> App and web page records
◇ ◇ ◇

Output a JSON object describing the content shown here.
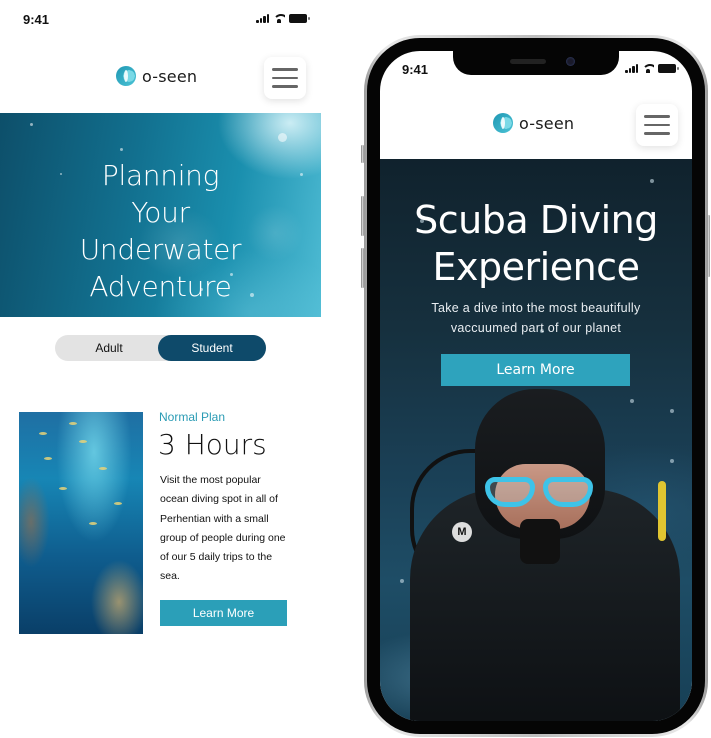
{
  "left_screen": {
    "status_bar": {
      "time": "9:41"
    },
    "header": {
      "brand": "o-seen",
      "menu_icon": "hamburger-icon"
    },
    "hero": {
      "title": "Planning Your Underwater Adventure"
    },
    "audience_toggle": {
      "options": [
        {
          "label": "Adult",
          "selected": false
        },
        {
          "label": "Student",
          "selected": true
        }
      ]
    },
    "plan": {
      "label": "Normal Plan",
      "title": "3 Hours",
      "description": "Visit the most popular ocean diving spot in all of Perhentian with a small group of people during one of our 5 daily trips to the sea.",
      "button_label": "Learn More"
    }
  },
  "right_screen": {
    "status_bar": {
      "time": "9:41"
    },
    "header": {
      "brand": "o-seen",
      "menu_icon": "hamburger-icon"
    },
    "hero": {
      "title": "Scuba Diving Experience",
      "subtitle": "Take a dive into the most beautifully vaccuumed part of our planet",
      "button_label": "Learn More",
      "badge_letter": "M"
    }
  },
  "colors": {
    "accent_teal": "#2b9fb8",
    "toggle_active": "#0e4a6a",
    "toggle_inactive": "#e3e3e3",
    "plan_label": "#2a9bb4"
  }
}
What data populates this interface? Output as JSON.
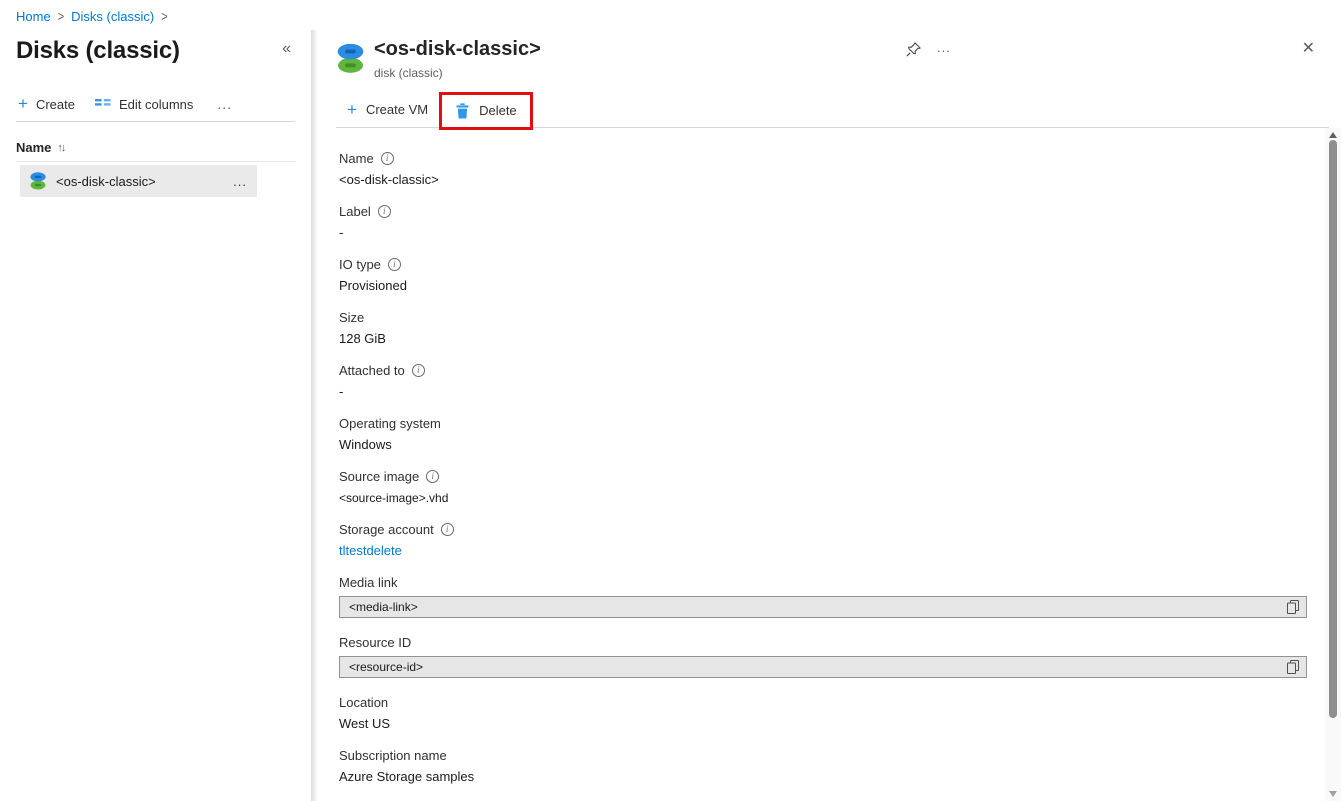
{
  "colors": {
    "accent_blue": "#0078d4",
    "annotation_red": "#e01010",
    "link_blue": "#0078d4",
    "selected_row_bg": "#eaeaea",
    "copybox_bg": "#e6e6e6"
  },
  "icons": {
    "info": "i",
    "plus": "+",
    "ellipsis": "...",
    "collapse": "«",
    "close": "✕",
    "sort": "↑↓"
  },
  "breadcrumb": {
    "separator": ">",
    "items": [
      {
        "label": "Home"
      },
      {
        "label": "Disks (classic)"
      }
    ]
  },
  "left_panel": {
    "title": "Disks (classic)",
    "toolbar": {
      "create_label": "Create",
      "edit_columns_label": "Edit columns"
    },
    "list": {
      "name_header": "Name",
      "rows": [
        {
          "name": "<os-disk-classic>"
        }
      ]
    }
  },
  "detail_panel": {
    "title": "<os-disk-classic>",
    "subtitle": "disk (classic)",
    "commands": {
      "create_vm_label": "Create VM",
      "delete_label": "Delete"
    },
    "fields": [
      {
        "label": "Name",
        "value": "<os-disk-classic>",
        "has_info": true
      },
      {
        "label": "Label",
        "value": "-",
        "has_info": true
      },
      {
        "label": "IO type",
        "value": "Provisioned",
        "has_info": true
      },
      {
        "label": "Size",
        "value": "128 GiB",
        "has_info": false
      },
      {
        "label": "Attached to",
        "value": "-",
        "has_info": true
      },
      {
        "label": "Operating system",
        "value": "Windows",
        "has_info": false
      },
      {
        "label": "Source image",
        "value": "<source-image>.vhd",
        "has_info": true
      },
      {
        "label": "Storage account",
        "value": "tltestdelete",
        "has_info": true,
        "is_link": true
      },
      {
        "label": "Media link",
        "value": "<media-link>",
        "has_info": false,
        "is_copybox": true
      },
      {
        "label": "Resource ID",
        "value": "<resource-id>",
        "has_info": false,
        "is_copybox": true
      },
      {
        "label": "Location",
        "value": "West US",
        "has_info": false
      },
      {
        "label": "Subscription name",
        "value": "Azure Storage samples",
        "has_info": false
      }
    ]
  }
}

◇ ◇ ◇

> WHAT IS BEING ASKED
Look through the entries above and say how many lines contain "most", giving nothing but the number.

> RESPONSE
2